## About this task
Copy out each line featuring the string "Section" from the entries beneath.
+===+
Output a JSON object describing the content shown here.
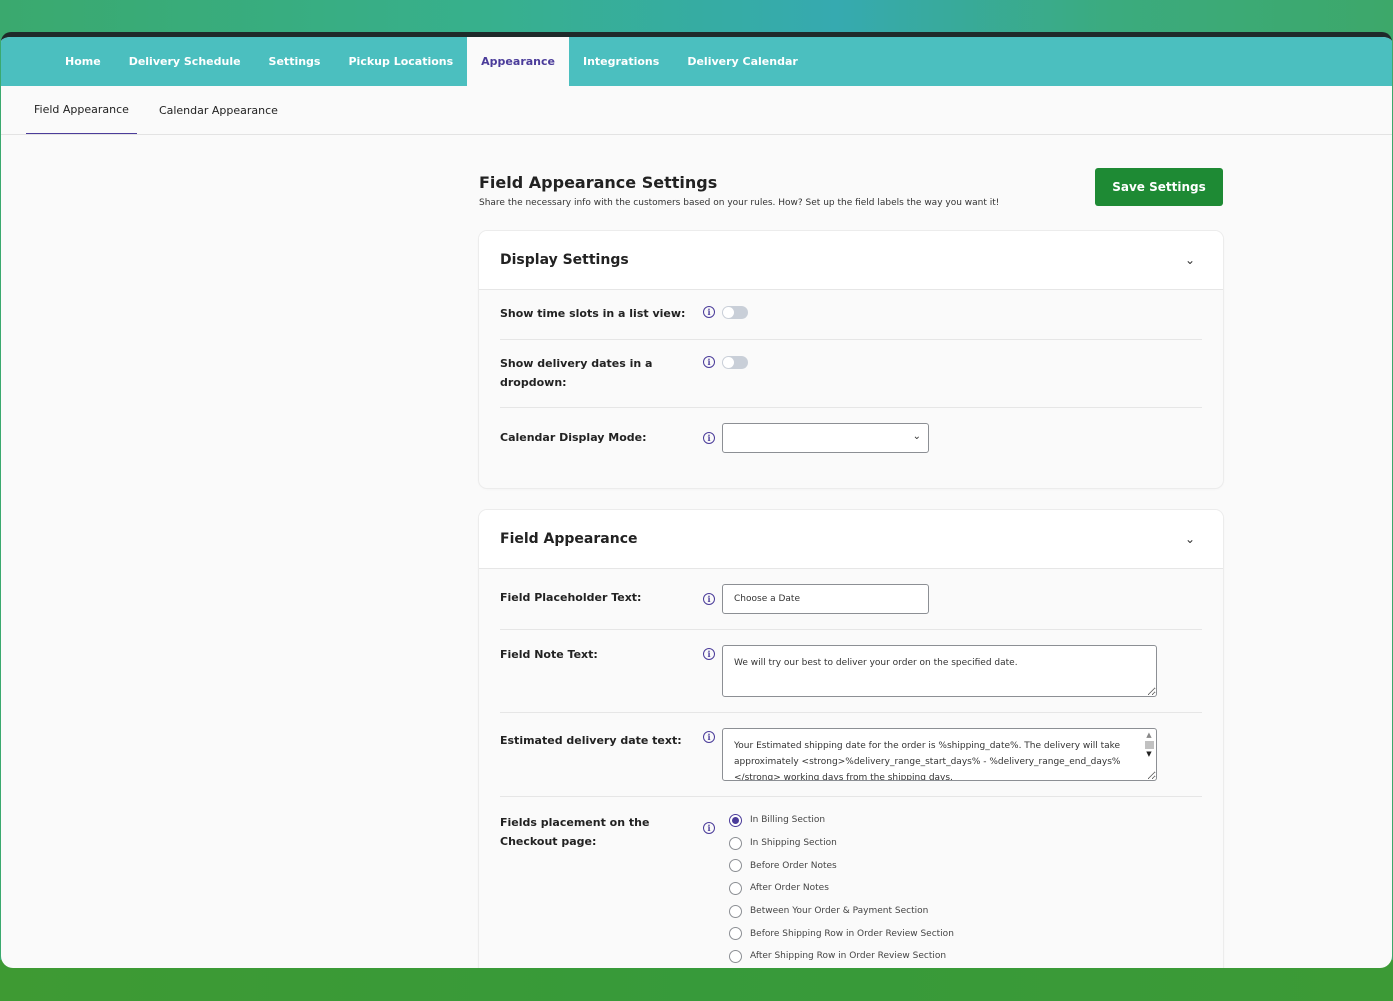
{
  "topnav": {
    "tabs": [
      {
        "label": "Home"
      },
      {
        "label": "Delivery Schedule"
      },
      {
        "label": "Settings"
      },
      {
        "label": "Pickup Locations"
      },
      {
        "label": "Appearance",
        "active": true
      },
      {
        "label": "Integrations"
      },
      {
        "label": "Delivery Calendar"
      }
    ]
  },
  "subnav": {
    "tabs": [
      {
        "label": "Field Appearance",
        "active": true
      },
      {
        "label": "Calendar Appearance"
      }
    ]
  },
  "header": {
    "title": "Field Appearance Settings",
    "subtitle": "Share the necessary info with the customers based on your rules. How? Set up the field labels the way you want it!",
    "save_label": "Save Settings"
  },
  "display_settings": {
    "title": "Display Settings",
    "time_slots_label": "Show time slots in a list view:",
    "time_slots_on": false,
    "delivery_dates_label": "Show delivery dates in a dropdown:",
    "delivery_dates_on": false,
    "calendar_mode_label": "Calendar Display Mode:",
    "calendar_mode_value": ""
  },
  "field_appearance": {
    "title": "Field Appearance",
    "placeholder_label": "Field Placeholder Text:",
    "placeholder_value": "Choose a Date",
    "note_label": "Field Note Text:",
    "note_value": "We will try our best to deliver your order on the specified date.",
    "estimated_label": "Estimated delivery date text:",
    "estimated_value": "Your Estimated shipping date for the order is %shipping_date%. The delivery will take approximately <strong>%delivery_range_start_days% - %delivery_range_end_days%</strong> working days from the shipping days.",
    "placement_label": "Fields placement on the Checkout page:",
    "placement_options": [
      {
        "label": "In Billing Section",
        "checked": true
      },
      {
        "label": "In Shipping Section",
        "checked": false
      },
      {
        "label": "Before Order Notes",
        "checked": false
      },
      {
        "label": "After Order Notes",
        "checked": false
      },
      {
        "label": "Between Your Order & Payment Section",
        "checked": false
      },
      {
        "label": "Before Shipping Row in Order Review Section",
        "checked": false
      },
      {
        "label": "After Shipping Row in Order Review Section",
        "checked": false
      }
    ]
  },
  "colors": {
    "nav_bg": "#4bbfbf",
    "accent": "#4b3c9a",
    "save_button": "#1e8a34"
  }
}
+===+
## Solution for this task
        "label": "In Billing Section",
        "label": "In Shipping Section",
        "label": "Between Your Order & Payment Section",
        "label": "Before Shipping Row in Order Review Section",
        "label": "After Shipping Row in Order Review Section",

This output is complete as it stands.